At no time does a company say, “I will take this process and automate it completely!” The company has a pragmatic, results-driven approach, guided by the needs expressed by its business. It focuses on greater overall efficiency, regardless of the technology mix and the human or artificial intelligence involved!
Sometimes it’s enough to automate 60% of a process and to leave the remaining 40% to a human, in order to obtain an ROI within a few months, with just a few weeks between the start of the project and the implementation of the attended RPA solution on the workstations of a few thousand employees.
We have also observed some projects where it was decided, somewhat arbitrarily, to fully automate a process, taking into account all of the exceptions, problems, and error situations that may occur between the start and end of the process. The robot’s design and development costs can increase dramatically, and its ROI may dwindle or disappear altogether.
What about Artificial Intelligence?
Artificial intelligence technologies are coming, and they will play an increasingly central role in companies, particularly in process automation. This is the case, for example, with the commissioning of the first Arabic language chatbox in the Middle East. Kleptika integrated the chatbox software, developed by the startup Arabot, into the key account’s IT using an RPA robot. The robot searches for customer data in the customer’s data silos, including on an IBM mainframe without an API or web services. The robot provides the chatbot with exactly the same permissions and access rights as a call center agent, fully protecting the security of the information system.

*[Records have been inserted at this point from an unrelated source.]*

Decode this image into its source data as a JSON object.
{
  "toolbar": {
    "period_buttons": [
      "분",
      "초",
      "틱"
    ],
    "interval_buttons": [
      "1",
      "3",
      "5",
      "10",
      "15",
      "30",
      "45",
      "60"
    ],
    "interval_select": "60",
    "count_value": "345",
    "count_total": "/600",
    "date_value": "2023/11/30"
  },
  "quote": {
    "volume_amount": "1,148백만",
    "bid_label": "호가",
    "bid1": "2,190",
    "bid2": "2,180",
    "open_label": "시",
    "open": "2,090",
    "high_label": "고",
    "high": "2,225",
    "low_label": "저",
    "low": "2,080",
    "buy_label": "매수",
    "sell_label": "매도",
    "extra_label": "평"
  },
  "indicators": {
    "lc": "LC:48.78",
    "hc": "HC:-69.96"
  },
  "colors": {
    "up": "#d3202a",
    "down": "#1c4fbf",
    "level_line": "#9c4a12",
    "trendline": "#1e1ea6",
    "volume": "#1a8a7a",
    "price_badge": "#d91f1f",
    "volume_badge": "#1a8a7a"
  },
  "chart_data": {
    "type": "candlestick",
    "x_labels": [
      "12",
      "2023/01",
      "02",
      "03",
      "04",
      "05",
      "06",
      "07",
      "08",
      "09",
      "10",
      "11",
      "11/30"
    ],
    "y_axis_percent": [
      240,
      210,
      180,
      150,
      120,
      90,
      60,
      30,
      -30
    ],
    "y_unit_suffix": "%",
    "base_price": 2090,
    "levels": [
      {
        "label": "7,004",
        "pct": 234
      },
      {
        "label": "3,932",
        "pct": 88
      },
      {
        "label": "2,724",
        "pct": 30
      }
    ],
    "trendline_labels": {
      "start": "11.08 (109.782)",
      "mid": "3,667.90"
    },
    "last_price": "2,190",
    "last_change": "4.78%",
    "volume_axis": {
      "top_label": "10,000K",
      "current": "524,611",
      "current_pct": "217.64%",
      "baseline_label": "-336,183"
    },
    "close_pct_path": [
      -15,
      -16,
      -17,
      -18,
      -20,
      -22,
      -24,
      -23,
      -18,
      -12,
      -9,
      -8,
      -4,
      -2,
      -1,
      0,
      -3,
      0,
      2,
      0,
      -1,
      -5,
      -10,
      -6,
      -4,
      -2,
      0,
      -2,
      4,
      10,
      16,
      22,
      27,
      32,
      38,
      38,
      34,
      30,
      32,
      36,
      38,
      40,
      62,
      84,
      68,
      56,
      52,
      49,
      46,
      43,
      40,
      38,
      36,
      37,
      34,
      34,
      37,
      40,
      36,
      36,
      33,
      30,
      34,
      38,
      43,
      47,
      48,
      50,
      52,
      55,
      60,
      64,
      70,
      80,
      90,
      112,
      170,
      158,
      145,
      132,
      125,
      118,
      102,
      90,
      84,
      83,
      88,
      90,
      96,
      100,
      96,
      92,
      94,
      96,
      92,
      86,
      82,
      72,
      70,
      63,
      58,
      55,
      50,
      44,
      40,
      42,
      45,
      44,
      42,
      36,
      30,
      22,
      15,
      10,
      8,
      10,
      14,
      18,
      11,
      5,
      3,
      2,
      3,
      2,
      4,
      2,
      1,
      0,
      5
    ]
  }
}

AI is gradually entering into the picture of process automation. But again, they are not miracle tools meant to replace humans with a snap of the fingers. Eventually, semantic analysis, natural language processing, machine learning, deep learning, chatbots, and sentiment analysis software will find their place in process automation, alongside existing technologies and human beings. And perhaps, considering the need for cooperation between people and software, we should talk in terms of augmented intelligence rather than artificial intelligence.
Our Belief: Robotic Process Automation Is a Continuum!
As you may have noticed, our approach is fully pragmatic, and the satisfaction of our customers who use our solutions demonstrates that companies today are waiting to complete their digital transformation.
We believe that Robotic Process Automation must be able to support a wide variety of processes, based on business objectives and expected ROI, using a technological mix that can adapt to each use case.
Therefore, within the same company, we can have the following final configuration for three critical processes A, B, and C:
- Process A: 40% scripted automation and 60% human: “attended RPA” as it exists today
- Process B: 100% scripted automation: “unattended RPA” as it exists today
- Process C : 50% scripted automation, 20% human, and 30% artificial intelligence: “intelligent RPA” as analysts are beginning to imagine it
These processes could be automated very gradually, with different phases of progression, steadily increasing the amount of robotization and artificial intelligence.
So, for example, we could have the following sequence for Process C:
- Phase C1: 20% scripted automation – 80% human
- Phase C2: 30% scripted automation – 60% human – 10% artificial intelligence
- Phase C3: 50% scripted automation – 30% human – 20% artificial intelligence
- Phase C4: 50% scripted automation – 20% human – 30% artificial intelligence
In the end, we see RPA evolving and becoming enhanced. Far from being entrenched between two apparently opposing approaches, Robotic Process Automation is a continuum that contributes agility and efficiency to the digital transformation of organizations.
- For more information on the upcoming SAP Intelligent Robotic Process Automation, please visit our web page.
- Read the rest of our blogs on IRPA.
This article was originally published as part of Contextor’s blog and has been republished with permission. Contextor is now a part of SAP.